> What is needed
Filter the records below, keeping only lines with the string "projet".

> Excerpted data

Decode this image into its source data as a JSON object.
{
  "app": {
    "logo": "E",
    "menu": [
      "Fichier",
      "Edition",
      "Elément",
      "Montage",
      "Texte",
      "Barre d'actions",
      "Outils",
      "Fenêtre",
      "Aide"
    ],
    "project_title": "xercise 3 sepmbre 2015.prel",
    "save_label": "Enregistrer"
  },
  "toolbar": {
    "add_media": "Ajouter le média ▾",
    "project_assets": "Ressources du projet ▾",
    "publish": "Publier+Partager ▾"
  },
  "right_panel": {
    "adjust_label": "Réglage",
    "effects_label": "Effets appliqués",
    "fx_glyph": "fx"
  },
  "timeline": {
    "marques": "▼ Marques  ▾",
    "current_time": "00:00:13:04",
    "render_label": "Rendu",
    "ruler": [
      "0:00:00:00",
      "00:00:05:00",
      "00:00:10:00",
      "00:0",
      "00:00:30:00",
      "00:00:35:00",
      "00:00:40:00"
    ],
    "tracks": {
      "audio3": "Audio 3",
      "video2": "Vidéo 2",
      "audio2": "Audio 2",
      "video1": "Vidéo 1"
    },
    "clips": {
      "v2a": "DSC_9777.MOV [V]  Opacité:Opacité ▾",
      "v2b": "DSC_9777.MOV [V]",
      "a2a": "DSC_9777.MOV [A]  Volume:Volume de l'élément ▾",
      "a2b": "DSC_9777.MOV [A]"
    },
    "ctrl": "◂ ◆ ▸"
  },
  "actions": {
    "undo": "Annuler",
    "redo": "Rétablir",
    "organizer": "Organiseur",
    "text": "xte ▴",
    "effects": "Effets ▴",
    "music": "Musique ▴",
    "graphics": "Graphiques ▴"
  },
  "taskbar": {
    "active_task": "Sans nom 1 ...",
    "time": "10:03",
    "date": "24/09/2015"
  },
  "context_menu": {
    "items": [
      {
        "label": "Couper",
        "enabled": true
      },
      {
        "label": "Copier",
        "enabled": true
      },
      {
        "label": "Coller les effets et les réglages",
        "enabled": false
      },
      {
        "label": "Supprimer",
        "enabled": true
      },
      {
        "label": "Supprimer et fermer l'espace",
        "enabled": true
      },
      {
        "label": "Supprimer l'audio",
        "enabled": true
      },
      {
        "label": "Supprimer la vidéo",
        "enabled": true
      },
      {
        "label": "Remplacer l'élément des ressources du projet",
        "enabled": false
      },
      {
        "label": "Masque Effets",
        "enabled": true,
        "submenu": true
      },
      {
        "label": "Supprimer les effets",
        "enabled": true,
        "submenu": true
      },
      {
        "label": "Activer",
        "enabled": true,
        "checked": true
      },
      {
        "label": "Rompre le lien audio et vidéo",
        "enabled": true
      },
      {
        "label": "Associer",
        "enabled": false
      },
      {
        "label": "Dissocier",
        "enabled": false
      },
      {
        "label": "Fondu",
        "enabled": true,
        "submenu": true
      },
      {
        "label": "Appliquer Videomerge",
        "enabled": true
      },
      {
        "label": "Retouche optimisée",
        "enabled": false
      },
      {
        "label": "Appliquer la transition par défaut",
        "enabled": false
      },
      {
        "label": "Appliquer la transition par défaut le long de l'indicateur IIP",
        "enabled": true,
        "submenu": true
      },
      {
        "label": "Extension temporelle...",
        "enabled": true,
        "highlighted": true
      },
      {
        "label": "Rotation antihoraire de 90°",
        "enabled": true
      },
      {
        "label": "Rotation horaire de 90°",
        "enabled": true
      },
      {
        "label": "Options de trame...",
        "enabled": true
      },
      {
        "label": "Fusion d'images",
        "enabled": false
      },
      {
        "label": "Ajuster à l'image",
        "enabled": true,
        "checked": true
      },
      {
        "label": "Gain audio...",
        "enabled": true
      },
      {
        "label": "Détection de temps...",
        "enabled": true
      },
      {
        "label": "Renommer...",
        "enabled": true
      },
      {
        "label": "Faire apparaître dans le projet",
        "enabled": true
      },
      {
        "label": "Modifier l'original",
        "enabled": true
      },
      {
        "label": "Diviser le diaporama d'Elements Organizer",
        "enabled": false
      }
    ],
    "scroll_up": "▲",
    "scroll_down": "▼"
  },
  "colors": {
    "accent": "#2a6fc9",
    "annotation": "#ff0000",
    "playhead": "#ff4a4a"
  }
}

> Solution to the exercise
    "project_assets": "Ressources du projet ▾",
        "label": "Remplacer l'élément des ressources du projet",
        "label": "Faire apparaître dans le projet",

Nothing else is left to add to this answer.